Obama, as usual, kept his cool with a wry smile and a contented look. He did respond to several of McCain’s claims, including allegations of a connection to 1960’s radical William Ayers and the grassroots organization ACORN, which McCain said is “perpetrating one of the greatest voter frauds in history.” Obama answered the Ayers claim, but wasn’t exactly transparent in his relationship with ACORN and exactly how much money the troubled organization (which is under federal investigation) has given to his campaign.

Obama also showed why people find him so charismatic. Even McCain somewhat facetiously mentioned his “eloquence.” Obama’s statements about parents stepping in and taking a bigger role in their children’s education as well as allowing women to make the spiritual and moral choice about their bodies and their lives in the event of an unplanned pregnancy gave the audience a chance to see how the Illinois senator deals with social issues pertinent to many of us.

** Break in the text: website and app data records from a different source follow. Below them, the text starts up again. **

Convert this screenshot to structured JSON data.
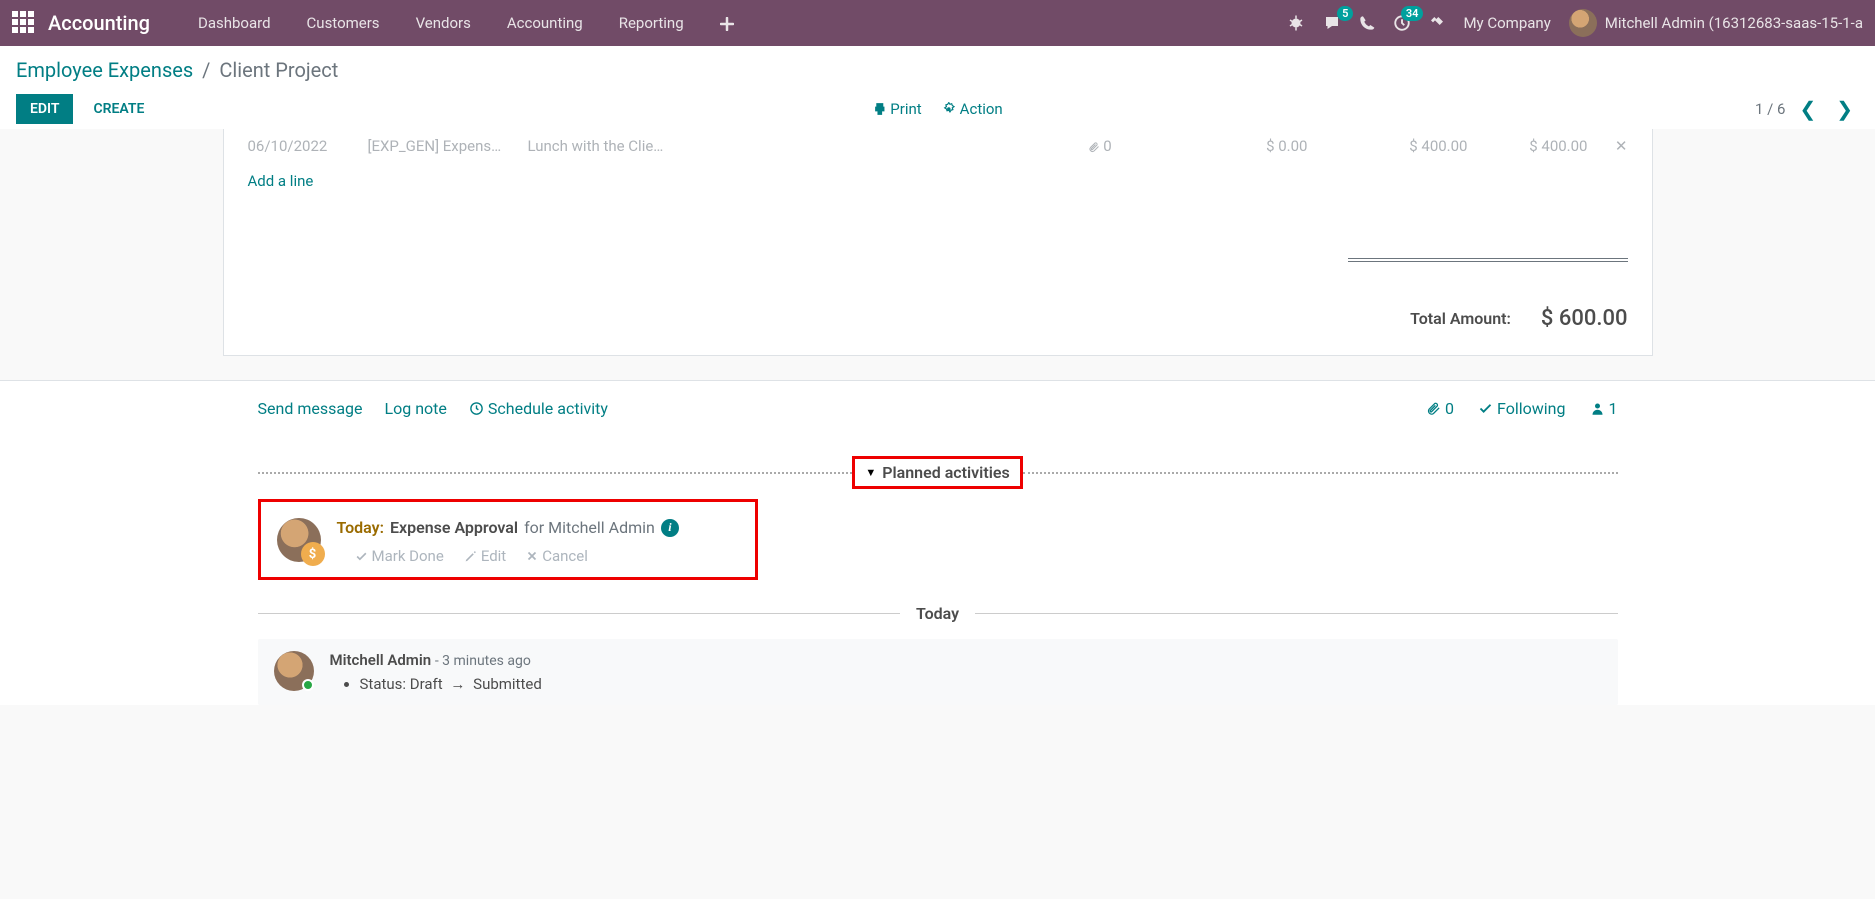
{
  "navbar": {
    "brand": "Accounting",
    "menu": [
      "Dashboard",
      "Customers",
      "Vendors",
      "Accounting",
      "Reporting"
    ],
    "messaging_badge": "5",
    "activities_badge": "34",
    "company": "My Company",
    "user": "Mitchell Admin (16312683-saas-15-1-a"
  },
  "breadcrumb": {
    "parent": "Employee Expenses",
    "current": "Client Project"
  },
  "buttons": {
    "edit": "EDIT",
    "create": "CREATE",
    "print": "Print",
    "action": "Action"
  },
  "pager": {
    "text": "1 / 6"
  },
  "expense_lines": [
    {
      "date": "06/10/2022",
      "product": "[EXP_GEN] Expens…",
      "description": "Lunch with the Clie…",
      "attachments": "0",
      "unit": "$ 0.00",
      "subtotal": "$ 400.00",
      "total": "$ 400.00"
    }
  ],
  "add_line": "Add a line",
  "total": {
    "label": "Total Amount:",
    "value": "$ 600.00"
  },
  "chatter": {
    "send_message": "Send message",
    "log_note": "Log note",
    "schedule_activity": "Schedule activity",
    "attachments": "0",
    "following": "Following",
    "followers": "1"
  },
  "planned_activities": {
    "label": "Planned activities",
    "activity": {
      "due": "Today:",
      "title": "Expense Approval",
      "for": "for Mitchell Admin",
      "mark_done": "Mark Done",
      "edit": "Edit",
      "cancel": "Cancel"
    }
  },
  "messages": {
    "today_label": "Today",
    "log": {
      "author": "Mitchell Admin",
      "time": "- 3 minutes ago",
      "status_label": "Status:",
      "old": "Draft",
      "new": "Submitted"
    }
  }
}
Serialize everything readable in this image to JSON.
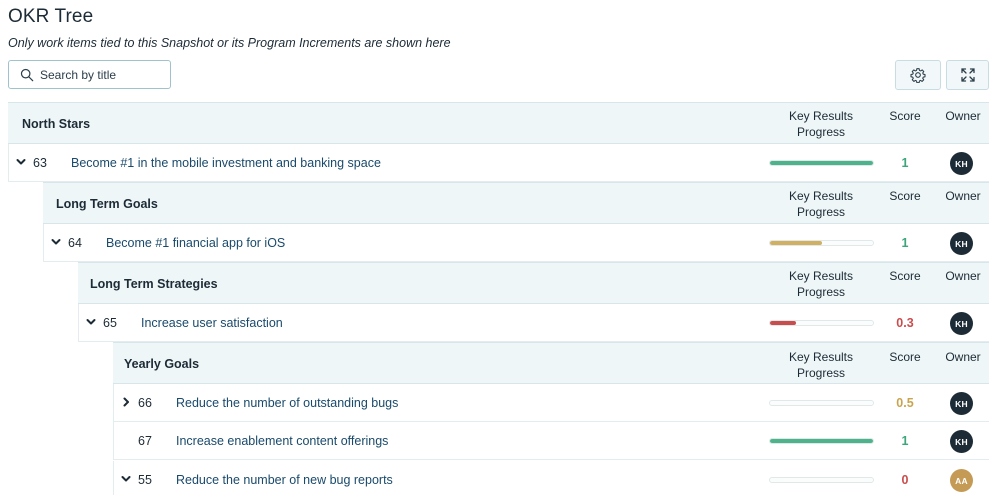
{
  "page": {
    "title": "OKR Tree",
    "subtitle": "Only work items tied to this Snapshot or its Program Increments are shown here"
  },
  "search": {
    "placeholder": "Search by title",
    "icon": "search-icon"
  },
  "toolbar": {
    "settings_icon": "gear-icon",
    "expand_icon": "expand-icon"
  },
  "columns": {
    "key_results_line1": "Key Results",
    "key_results_line2": "Progress",
    "score": "Score",
    "owner": "Owner"
  },
  "levels": [
    {
      "label": "North Stars"
    },
    {
      "label": "Long Term Goals"
    },
    {
      "label": "Long Term Strategies"
    },
    {
      "label": "Yearly Goals"
    }
  ],
  "rows": [
    {
      "id": "63",
      "title": "Become #1 in the mobile investment and banking space",
      "chevron": "chevron-down-icon",
      "progress": 1.0,
      "progress_color": "#4db38a",
      "score": "1",
      "score_color": "#3aa67a",
      "owner": "KH",
      "owner_color": "#1c2b36"
    },
    {
      "id": "64",
      "title": "Become #1 financial app for iOS",
      "chevron": "chevron-down-icon",
      "progress": 0.5,
      "progress_color": "#d1b062",
      "score": "1",
      "score_color": "#3aa67a",
      "owner": "KH",
      "owner_color": "#1c2b36"
    },
    {
      "id": "65",
      "title": "Increase user satisfaction",
      "chevron": "chevron-down-icon",
      "progress": 0.25,
      "progress_color": "#c94d4d",
      "score": "0.3",
      "score_color": "#c94d4d",
      "owner": "KH",
      "owner_color": "#1c2b36"
    },
    {
      "id": "66",
      "title": "Reduce the number of outstanding bugs",
      "chevron": "chevron-right-icon",
      "progress": 0.0,
      "progress_color": "#4db38a",
      "score": "0.5",
      "score_color": "#c9a450",
      "owner": "KH",
      "owner_color": "#1c2b36"
    },
    {
      "id": "67",
      "title": "Increase enablement content offerings",
      "chevron": "",
      "progress": 1.0,
      "progress_color": "#4db38a",
      "score": "1",
      "score_color": "#3aa67a",
      "owner": "KH",
      "owner_color": "#1c2b36"
    },
    {
      "id": "55",
      "title": "Reduce the number of new bug reports",
      "chevron": "chevron-down-icon",
      "progress": 0.0,
      "progress_color": "#4db38a",
      "score": "0",
      "score_color": "#c94d4d",
      "owner": "AA",
      "owner_color": "#c49a55"
    }
  ]
}
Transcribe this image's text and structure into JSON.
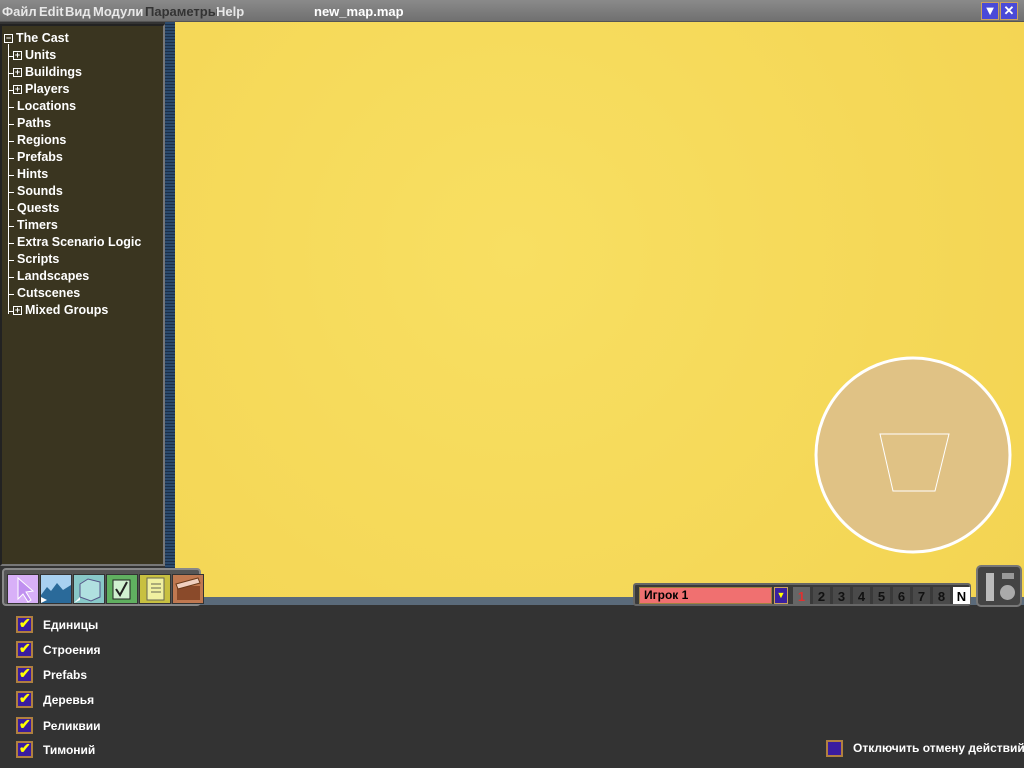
{
  "menubar": {
    "items": [
      "Файл",
      "Edit",
      "Вид",
      "Модули",
      "Параметры",
      "Help"
    ],
    "title": "new_map.map"
  },
  "tree": {
    "root": "The Cast",
    "items": [
      {
        "label": "Units",
        "expandable": true
      },
      {
        "label": "Buildings",
        "expandable": true
      },
      {
        "label": "Players",
        "expandable": true
      },
      {
        "label": "Locations"
      },
      {
        "label": "Paths"
      },
      {
        "label": "Regions"
      },
      {
        "label": "Prefabs"
      },
      {
        "label": "Hints"
      },
      {
        "label": "Sounds"
      },
      {
        "label": "Quests"
      },
      {
        "label": "Timers"
      },
      {
        "label": "Extra Scenario Logic"
      },
      {
        "label": "Scripts"
      },
      {
        "label": "Landscapes"
      },
      {
        "label": "Cutscenes"
      },
      {
        "label": "Mixed Groups",
        "expandable": true
      }
    ]
  },
  "tools": [
    "select-tool",
    "terrain-tool",
    "object-tool",
    "triggers-tool",
    "notes-tool",
    "cutscene-tool"
  ],
  "player": {
    "selected": "Игрок 1",
    "numbers": [
      "1",
      "2",
      "3",
      "4",
      "5",
      "6",
      "7",
      "8",
      "N"
    ],
    "active": "1"
  },
  "filters": [
    {
      "label": "Единицы",
      "checked": true
    },
    {
      "label": "Строения",
      "checked": true
    },
    {
      "label": "Prefabs",
      "checked": true
    },
    {
      "label": "Деревья",
      "checked": true
    },
    {
      "label": "Реликвии",
      "checked": true
    },
    {
      "label": "Тимоний",
      "checked": true
    }
  ],
  "undo_option": {
    "label": "Отключить отмену действий",
    "checked": false
  },
  "colors": {
    "map": "#f5d95a",
    "panel": "#3a3520",
    "accent": "#3a1ca0"
  }
}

If the election were today, CNN projects Obama would win with 277 of the electoral votes while McCain would garner just 174. Key states though, including North Carolina, Ohio, and Florida, are still up in the air, with 19 days to go. Ultimately, after all the debates, all of the rhetoric and all of the opinions, it’s up to you, me and Joe the plumber to go to the polls on November 4, and vote for the man who will bring the change we all so desperately need.